Conducting nanoparticles with plasmon resonances create local, nanoscopic field enhancements that boost an analyte

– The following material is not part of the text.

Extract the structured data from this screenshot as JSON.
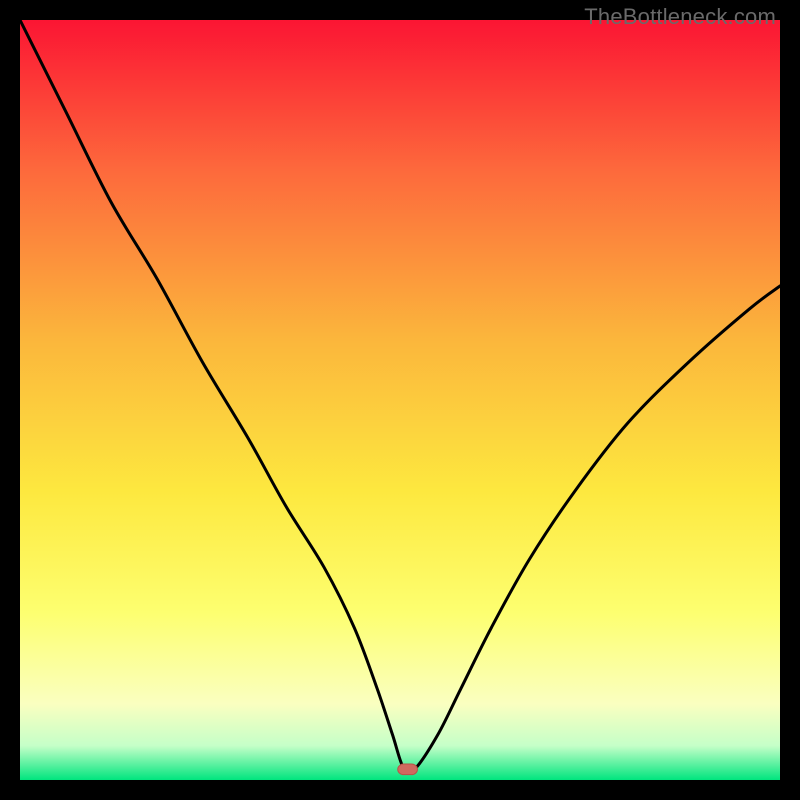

molecule’s surface-averaged Raman scattering cross-section orders of magnitude above the bulk Raman cross-section by an amount known as the enhancement factor (EF). Demonstrations of single-molecule sensitivity with EF ~ 1013 have been reported from small “hot spots” (e.g., regions of enhanced electromagnetic near fields) on specialized substrates, but realistic chemical sensing requires high average EF over large substrates for practical sampling.1 By using simple wet chemical methods, NSRDEC scientists have fabricated large-area arrays of novel, highly conducting, anisotropic Ag and Al nanoparticles. The nanoparticles adhere to an ultrathin layer of poly-4(vinyl pyridine), and are anchored by submicron coating of poly-methyl methacrylate on glass and SiO2-coated Si substrates. The average interparticle spacing is determined by the dilution of the nanoparticle-water suspension. We present surface-enhanced Raman spectroscopy (SERS), spectrophotometry, and microscopy data from these nanoparticle arrays, model this data and the nanoscopic field enhancement, and determine the SERS EF. We compare the observed absorption resonances and SERS EF with those predicted by finite difference time domain modeling of the nanoscale fields and optical properties, and find good agreement between measured and calculated reflectivity, achieving EF ~ 106 for benzenethiol adsorbed onto a monolayer array of 120 nm Ag nanoparticles over an area of ~ 0.5 cm2. We discuss a way forward to increase SERS EF to 107 with large-area samples assembled using chemical methods, by using spiky Ag “nano-urchins” with very large predicted field enhancements.
We have synthesized nanostructured rare-earth doped silicates by two different methods: combustion flame - chemical vapor condensation (CF-CVC) and sol-gel processing. Substantial rare-earth concentrations (~ 8 wt. %) were achieved with no signs of concentration quenching. We have observed unprecedented spectrally broad/flat fluorescence emissions at 1.55 μm from the Er3+-doped materials, which we attribute to their unique nanostructures developed during heat treatments. In depth results of a combined XRD/TEM study monitoring the evolution of the nanostructure will be presented. The role of processing conditions, chemistry, and particle size will also be discussed.
The strength of optical fiber at low temperature is an important parameter since it approximates the inert strength, i.e. the starting strength of the material before degradation by fatigue. Published data suggest that the fatigue may abruptly slow below some temperature. However, published data are limited to strength vs temperature or fatigue in liquid nitrogen. We report strength and fatigue data for both bare (stripped) and metal coated fused silica optical fiber at temperatures down to 77 K. While fatigue slows as the temperature is reduced (i.e. the stress corrosion parameter increases with falling temperature) fatigue is still measurable at 77 K. This is the case even for hermetic metal coated fiber with extremely low water activity at the glass surface. The results confirm that fused silica exhibits "intrinsic" fatigue, i.e. fatigue in the absence of moisture.